- _PROBLEM DESCRIPTION_:
Return all lines from the listing below in which "JSON" appears.

===

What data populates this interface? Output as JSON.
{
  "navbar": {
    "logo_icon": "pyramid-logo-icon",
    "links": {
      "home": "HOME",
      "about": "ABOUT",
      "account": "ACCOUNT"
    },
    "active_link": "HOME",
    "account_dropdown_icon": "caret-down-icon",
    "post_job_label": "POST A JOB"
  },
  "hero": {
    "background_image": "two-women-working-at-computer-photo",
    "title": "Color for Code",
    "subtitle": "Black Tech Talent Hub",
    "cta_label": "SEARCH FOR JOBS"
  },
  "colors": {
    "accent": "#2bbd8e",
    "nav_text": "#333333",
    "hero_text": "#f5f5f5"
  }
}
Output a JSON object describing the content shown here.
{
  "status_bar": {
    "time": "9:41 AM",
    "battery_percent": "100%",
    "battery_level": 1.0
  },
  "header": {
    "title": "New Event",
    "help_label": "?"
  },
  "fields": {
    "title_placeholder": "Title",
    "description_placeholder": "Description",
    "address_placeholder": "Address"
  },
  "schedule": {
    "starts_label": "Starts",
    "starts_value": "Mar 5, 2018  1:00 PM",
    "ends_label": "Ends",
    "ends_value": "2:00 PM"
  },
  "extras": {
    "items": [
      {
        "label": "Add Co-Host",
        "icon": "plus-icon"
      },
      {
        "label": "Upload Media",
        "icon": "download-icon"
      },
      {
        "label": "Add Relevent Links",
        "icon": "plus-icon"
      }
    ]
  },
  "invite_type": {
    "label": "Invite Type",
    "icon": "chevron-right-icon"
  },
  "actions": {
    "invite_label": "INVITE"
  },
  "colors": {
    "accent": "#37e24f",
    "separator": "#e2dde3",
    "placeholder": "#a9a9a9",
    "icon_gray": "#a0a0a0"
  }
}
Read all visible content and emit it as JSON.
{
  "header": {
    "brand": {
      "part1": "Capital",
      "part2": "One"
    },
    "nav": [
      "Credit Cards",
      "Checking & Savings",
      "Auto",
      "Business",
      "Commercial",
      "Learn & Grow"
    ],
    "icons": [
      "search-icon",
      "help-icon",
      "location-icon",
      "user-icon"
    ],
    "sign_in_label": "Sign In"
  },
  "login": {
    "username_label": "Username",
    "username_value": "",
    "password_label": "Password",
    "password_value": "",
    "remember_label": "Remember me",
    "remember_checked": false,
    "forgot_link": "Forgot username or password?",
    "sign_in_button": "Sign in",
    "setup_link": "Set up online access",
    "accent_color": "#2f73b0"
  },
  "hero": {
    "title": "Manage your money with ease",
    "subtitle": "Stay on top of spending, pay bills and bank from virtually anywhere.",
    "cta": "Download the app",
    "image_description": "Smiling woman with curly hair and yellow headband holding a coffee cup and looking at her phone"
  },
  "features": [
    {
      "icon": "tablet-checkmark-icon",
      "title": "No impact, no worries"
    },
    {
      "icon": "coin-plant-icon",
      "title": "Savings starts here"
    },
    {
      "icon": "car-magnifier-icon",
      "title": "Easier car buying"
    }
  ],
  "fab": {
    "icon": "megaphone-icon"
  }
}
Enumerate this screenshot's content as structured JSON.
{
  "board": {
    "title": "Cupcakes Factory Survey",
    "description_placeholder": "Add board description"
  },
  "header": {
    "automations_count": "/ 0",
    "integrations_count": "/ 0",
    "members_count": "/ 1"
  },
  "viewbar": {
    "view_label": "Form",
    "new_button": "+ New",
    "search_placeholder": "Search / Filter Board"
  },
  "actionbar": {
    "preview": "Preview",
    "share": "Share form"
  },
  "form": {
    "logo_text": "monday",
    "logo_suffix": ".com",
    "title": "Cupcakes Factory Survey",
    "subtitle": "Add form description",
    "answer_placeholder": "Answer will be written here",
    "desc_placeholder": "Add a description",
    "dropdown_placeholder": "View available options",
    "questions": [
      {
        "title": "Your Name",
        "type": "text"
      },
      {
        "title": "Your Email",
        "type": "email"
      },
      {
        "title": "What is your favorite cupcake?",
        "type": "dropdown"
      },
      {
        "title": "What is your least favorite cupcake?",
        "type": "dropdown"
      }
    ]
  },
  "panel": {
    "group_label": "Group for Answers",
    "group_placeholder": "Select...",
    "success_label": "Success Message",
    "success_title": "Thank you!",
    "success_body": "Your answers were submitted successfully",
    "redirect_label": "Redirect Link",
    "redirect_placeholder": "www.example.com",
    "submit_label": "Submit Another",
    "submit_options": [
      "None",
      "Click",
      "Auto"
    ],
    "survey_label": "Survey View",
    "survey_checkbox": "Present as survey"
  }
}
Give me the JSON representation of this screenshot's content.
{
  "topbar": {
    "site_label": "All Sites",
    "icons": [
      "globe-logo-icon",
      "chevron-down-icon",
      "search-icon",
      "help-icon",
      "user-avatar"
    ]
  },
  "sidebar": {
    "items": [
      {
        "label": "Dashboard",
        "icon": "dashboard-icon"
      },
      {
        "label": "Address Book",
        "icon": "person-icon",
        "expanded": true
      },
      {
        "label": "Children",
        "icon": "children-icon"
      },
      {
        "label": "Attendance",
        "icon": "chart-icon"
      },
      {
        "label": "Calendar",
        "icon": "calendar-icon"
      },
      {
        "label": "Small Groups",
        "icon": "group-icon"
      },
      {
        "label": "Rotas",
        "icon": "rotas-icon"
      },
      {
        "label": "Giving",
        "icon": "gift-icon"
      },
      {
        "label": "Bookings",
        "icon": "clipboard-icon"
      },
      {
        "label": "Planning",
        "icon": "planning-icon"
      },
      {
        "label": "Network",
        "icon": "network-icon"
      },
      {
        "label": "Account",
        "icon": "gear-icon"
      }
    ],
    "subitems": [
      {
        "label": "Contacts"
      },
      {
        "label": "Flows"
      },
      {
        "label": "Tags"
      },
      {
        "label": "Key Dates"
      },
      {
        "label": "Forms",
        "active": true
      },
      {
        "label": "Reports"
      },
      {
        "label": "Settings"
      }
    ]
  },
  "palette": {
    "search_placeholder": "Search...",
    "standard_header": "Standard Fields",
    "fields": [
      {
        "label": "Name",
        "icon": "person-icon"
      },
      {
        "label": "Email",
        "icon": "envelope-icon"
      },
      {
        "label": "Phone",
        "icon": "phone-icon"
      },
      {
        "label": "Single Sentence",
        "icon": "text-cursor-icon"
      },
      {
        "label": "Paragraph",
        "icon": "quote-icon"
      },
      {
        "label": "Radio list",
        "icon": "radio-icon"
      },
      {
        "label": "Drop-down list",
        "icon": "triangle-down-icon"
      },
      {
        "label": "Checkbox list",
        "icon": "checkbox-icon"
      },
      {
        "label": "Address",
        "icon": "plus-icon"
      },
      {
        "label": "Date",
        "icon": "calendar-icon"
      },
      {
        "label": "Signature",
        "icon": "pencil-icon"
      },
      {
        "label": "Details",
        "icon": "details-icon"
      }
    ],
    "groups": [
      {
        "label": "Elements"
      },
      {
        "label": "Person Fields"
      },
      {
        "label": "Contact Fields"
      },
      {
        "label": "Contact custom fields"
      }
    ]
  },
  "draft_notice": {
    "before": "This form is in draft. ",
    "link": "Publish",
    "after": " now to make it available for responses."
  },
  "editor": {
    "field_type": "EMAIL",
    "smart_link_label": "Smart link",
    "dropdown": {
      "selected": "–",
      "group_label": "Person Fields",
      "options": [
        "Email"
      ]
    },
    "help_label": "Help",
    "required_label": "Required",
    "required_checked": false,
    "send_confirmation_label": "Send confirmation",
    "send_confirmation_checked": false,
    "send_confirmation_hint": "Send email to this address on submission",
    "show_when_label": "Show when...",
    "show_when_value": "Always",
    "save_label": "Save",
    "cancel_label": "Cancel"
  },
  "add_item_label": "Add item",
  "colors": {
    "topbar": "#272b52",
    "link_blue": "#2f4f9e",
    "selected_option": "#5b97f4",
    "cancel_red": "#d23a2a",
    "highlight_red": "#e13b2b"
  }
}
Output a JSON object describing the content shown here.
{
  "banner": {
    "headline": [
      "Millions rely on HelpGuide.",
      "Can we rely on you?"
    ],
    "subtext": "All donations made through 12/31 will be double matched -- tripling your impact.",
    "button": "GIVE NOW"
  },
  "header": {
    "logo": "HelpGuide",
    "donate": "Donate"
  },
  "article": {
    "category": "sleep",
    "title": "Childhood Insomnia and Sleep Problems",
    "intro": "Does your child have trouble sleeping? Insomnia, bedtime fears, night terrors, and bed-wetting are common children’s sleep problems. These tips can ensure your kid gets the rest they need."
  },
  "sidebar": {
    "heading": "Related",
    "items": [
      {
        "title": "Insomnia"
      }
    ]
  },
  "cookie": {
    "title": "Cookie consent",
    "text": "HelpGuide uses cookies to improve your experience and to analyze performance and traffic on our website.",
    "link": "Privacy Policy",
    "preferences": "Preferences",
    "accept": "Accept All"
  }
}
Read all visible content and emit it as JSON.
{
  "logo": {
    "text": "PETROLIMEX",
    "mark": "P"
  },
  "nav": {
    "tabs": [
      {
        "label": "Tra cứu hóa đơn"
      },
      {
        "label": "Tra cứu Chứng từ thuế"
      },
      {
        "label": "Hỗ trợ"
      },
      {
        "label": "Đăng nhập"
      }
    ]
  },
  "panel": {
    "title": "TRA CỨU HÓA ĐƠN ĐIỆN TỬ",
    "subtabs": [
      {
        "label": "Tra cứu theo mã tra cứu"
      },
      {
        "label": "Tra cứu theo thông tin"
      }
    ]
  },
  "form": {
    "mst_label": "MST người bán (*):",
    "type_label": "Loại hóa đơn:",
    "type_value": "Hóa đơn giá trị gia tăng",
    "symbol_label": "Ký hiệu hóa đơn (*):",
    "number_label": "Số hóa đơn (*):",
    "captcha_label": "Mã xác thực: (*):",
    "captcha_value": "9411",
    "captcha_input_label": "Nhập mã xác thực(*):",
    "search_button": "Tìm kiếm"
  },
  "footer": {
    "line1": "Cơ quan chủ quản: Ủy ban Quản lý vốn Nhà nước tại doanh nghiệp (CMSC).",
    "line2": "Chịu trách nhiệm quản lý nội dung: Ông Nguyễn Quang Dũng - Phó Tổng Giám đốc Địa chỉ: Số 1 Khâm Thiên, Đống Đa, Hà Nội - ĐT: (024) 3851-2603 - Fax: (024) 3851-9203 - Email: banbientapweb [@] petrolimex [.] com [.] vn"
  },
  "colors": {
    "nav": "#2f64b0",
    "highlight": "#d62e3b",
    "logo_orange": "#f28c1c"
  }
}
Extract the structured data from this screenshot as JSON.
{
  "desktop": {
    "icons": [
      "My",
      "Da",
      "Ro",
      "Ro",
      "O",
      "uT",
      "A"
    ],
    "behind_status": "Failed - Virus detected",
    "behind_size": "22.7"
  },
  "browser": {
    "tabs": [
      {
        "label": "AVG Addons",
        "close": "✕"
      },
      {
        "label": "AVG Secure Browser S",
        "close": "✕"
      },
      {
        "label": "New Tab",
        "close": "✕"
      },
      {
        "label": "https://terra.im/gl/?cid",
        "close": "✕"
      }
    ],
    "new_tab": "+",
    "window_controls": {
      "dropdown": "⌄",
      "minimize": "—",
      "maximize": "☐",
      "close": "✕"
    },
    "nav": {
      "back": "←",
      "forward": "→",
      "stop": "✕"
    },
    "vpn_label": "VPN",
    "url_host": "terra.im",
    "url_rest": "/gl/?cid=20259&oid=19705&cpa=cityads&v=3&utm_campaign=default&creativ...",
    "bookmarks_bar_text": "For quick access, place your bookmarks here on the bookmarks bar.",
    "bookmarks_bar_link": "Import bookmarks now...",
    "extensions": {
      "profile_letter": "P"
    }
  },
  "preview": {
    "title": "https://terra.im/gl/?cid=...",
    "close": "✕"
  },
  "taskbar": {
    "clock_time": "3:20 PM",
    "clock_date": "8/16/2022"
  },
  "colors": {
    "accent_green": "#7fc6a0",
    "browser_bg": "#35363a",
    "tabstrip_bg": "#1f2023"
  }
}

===

- _FINISHED EXERCISE_:
What data populates this interface? Output as JSON.
Output a JSON object describing the content shown here.
Read all visible content and emit it as JSON.
Enumerate this screenshot's content as structured JSON.
Give me the JSON representation of this screenshot's content.
Output a JSON object describing the content shown here.
Read all visible content and emit it as JSON.
Extract the structured data from this screenshot as JSON.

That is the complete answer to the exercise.